The leaflet A Nazi Guide to Christmas is composed of twenty pages filled with clear-cut instructions for Nazi Party members on how to celebrate their Christmas. It was printed way back in 1937 by the Nazi Party’s Saxony branch, the Heimatwerk organization. This arm of the party was organized the year before the pamphlet was published. It was formed as the “promoter of Saxon Germanic culture as a shining example of true Germanness”.
There never was an intention to mass produce the A Nazi Guide to Christmas leaflet. However, it was distributed among the Nazi Party’s bureaucrats and in turn, they were the ones who would disseminate the information to the population making sure that the latter follow on to the new way things had to be.
Starting off with the statement “no festival is as German as Christmas”, the Nazi Guide to Christmas gives off clear directions from how Christmas tree baubles should be placed or what songs to sing during the holidays.
Here’s how Christmas would have looked like if Nazi Germany would have had its way.
Have a “Nazi” Christmas…?

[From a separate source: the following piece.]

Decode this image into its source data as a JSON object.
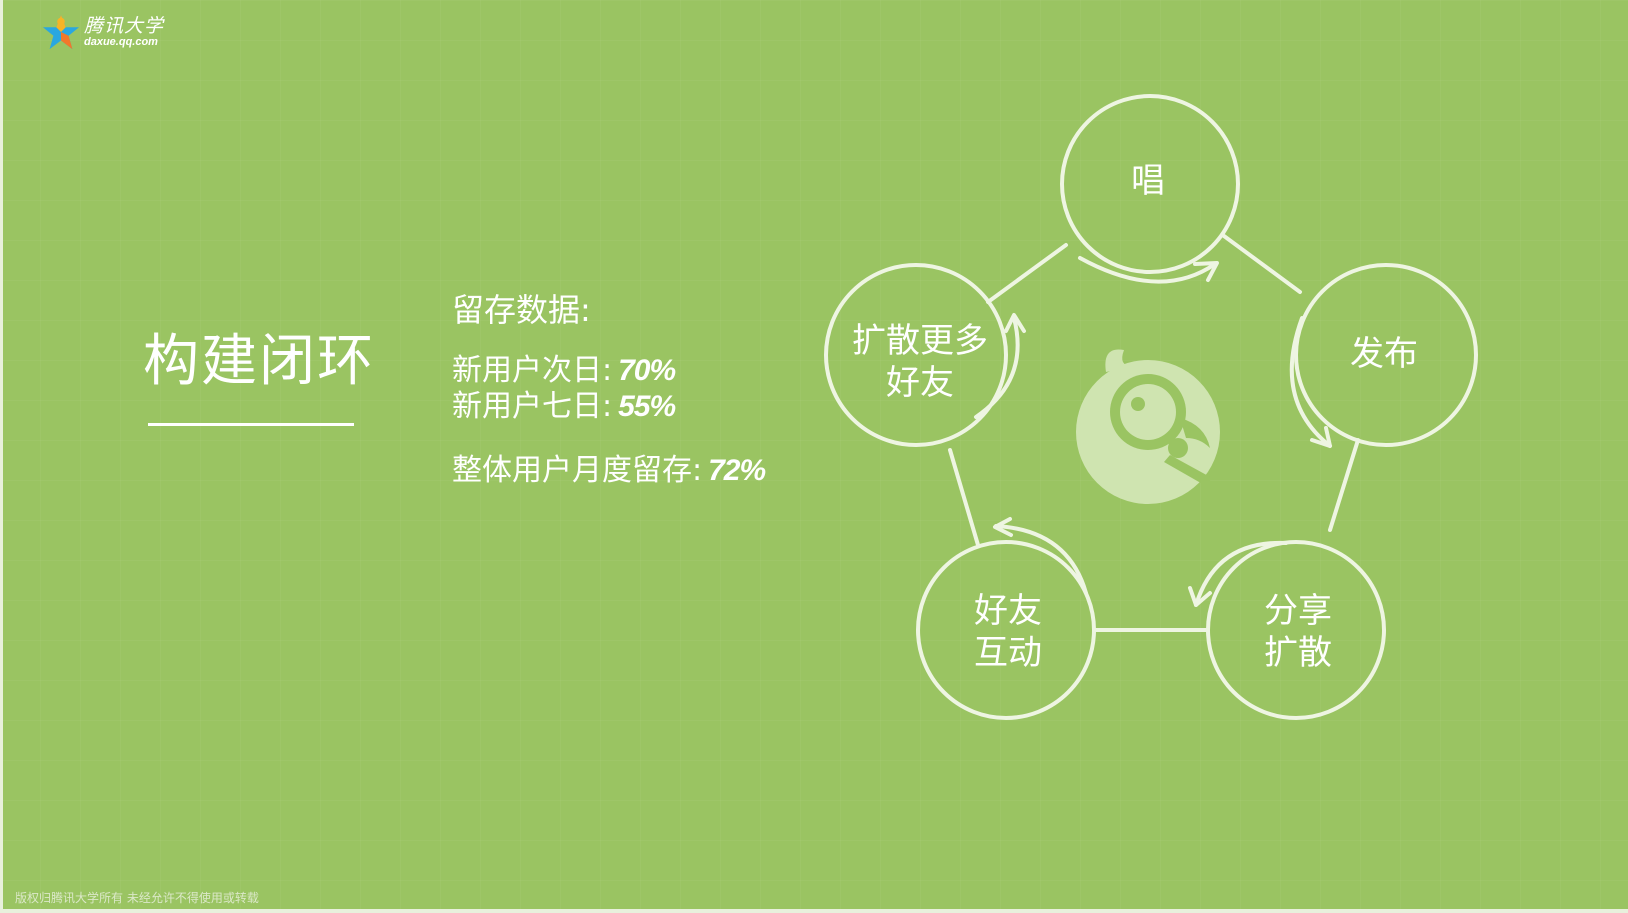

Nazi disciples were reminded in A Nazi Guide to Christmas that Christmas wasn’t a Christian celebration at all. This was because Nazism viewed organized religion a competitor, thus, it was one of the movement’s enemies.
There was an exact number of baubles specified that needed to be placed on one’s Christmas tree. Additionally, in place of an angel, a star or a fairy on top, a swastika should be placed, instead. This was a firm recommendation which meant, it was to be compulsory.
Nazism placed Germanic myths and legends central to the celebration of Christmas instead of the birth of Jesus Christ. Therefore, it was specified that the holidays was introduced to the contrary of the Church’s wishes. The leaflet emphasized that Christmas rooted from pagan origins and the priests just had to reinterpret it in light of Christianity.
Furthermore, A Nazi Guide to Christmas emphasized that Mary was the German mother and that Jesus Santa Claus was no longer situated inside the crib but was relocated in a cradle to epitomize the German people’s constant renewal.
In this light, the manuscript highlighted that it was not the Three Wise Men who came to flock the reason of the celebration but the German workers as well as the peasants.
It also advised parents to make their gift giving similar to the “hide-and-seek” game so that the festival would be about “Germanic fertility Jubilee” and not about Christ.
It went on to state that Nativity pageants in schools should be replaced with plays with an emphasis on fairy tales so as to put a German stamp on the celebration.
What to say in prayer was even specified in the leaflet. It was as follows:
“We spent Christmas in the field, during combat, with the Germans. One was always with us… He is still with us. We greet him!”
“Him” alluded to Hitler, who, the Nazis viewed, as the “Savior of the Germans.”
The leaflet was discovered in one of the repositories of the Institute of Saxon History and Folklore, which is situated in Dresden, Germany.